aim: The Technology Strategy Board funded the Retrofit for the Future (RftF) programme with the intention of refurbishing homes to achieve an 80% reduction in carbon dioxide emissions.
scope: Each house types was chosen because of their relevance at both a regional and national level. Each design adopted a fabric first methodology using the quality assurance tools and mechanisms associated with Passivhaus design.
Many RftF projects retrofitted just one home for the available capital. In this case it was possible to refurbish two homes within the same budget. To achieve this a highly integrative design strategy was adopted which enabled the maximum value to be derived from each chain of decisions.
measures: Super insulation Minimisation of thermal bridging Airtightness Ventilation heat recovery Design Space Heating Demand: 39 kWh/m2/a Design Primary Energy Demand: 100 kWh/m2/a
monitoring: Pre-Retrofit Air Leakage: 11.9 m3/h/m2 (@50pa Post Retrofit Air Leakage: 0.94 m3/h/m2@50pa.
scope: This 28-unit bungalow scheme was built at the Racecourse Estate in Houghton-le-Spring, Tyne and Wear. As of January 2012 it was the largest residential Passivhaus scheme in the UK. The estimated heating and hot water bills are just £64 per year – a saving of £520 to £814 per annum.
measures: Energy consumption and carbon emissions is 80% less than that of the national average building stock. The project achieved Code for Sustainable Homes (CSH) Level 4 without the need for bolt-on renewables. With the addition of solar thermal panels (for hot water) and photovoltaic panels (for electricity) CSH Level 5 was achieved.
monitoring: Independent co-heating tests, undertaken by Leeds Beckett University, demonstrated that these homes closed the performance gap (90% of the other buildings tested over 20 years of research have failed to achieve this goal).
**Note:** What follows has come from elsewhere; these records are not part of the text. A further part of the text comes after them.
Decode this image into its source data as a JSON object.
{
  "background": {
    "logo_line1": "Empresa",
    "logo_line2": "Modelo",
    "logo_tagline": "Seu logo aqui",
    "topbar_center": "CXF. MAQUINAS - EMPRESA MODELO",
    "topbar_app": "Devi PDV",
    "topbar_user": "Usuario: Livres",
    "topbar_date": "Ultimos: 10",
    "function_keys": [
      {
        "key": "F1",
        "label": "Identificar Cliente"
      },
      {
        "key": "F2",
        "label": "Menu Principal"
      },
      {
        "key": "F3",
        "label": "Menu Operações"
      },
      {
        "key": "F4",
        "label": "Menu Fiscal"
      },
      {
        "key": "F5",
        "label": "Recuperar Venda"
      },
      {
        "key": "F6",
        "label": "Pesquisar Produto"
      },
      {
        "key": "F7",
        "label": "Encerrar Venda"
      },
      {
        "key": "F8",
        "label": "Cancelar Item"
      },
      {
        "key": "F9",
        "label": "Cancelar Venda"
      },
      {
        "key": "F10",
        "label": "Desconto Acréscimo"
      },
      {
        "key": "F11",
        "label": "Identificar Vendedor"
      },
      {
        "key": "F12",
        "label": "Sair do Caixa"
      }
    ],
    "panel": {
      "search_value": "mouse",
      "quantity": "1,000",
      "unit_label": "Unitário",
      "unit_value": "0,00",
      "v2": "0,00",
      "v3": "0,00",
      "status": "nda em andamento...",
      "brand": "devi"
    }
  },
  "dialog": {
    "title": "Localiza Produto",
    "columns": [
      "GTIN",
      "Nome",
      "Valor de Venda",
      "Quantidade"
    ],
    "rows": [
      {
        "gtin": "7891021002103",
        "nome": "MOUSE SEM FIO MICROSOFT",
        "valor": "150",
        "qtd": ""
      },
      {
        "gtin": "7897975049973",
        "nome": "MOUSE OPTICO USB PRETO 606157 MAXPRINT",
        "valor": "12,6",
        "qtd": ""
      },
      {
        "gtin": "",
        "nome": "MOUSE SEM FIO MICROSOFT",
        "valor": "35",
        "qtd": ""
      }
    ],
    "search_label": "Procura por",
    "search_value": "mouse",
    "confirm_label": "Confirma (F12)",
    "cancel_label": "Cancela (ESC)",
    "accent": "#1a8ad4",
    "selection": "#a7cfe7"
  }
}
Note: This project was undertaken whilst Mark Siddall working at Devereux Architects.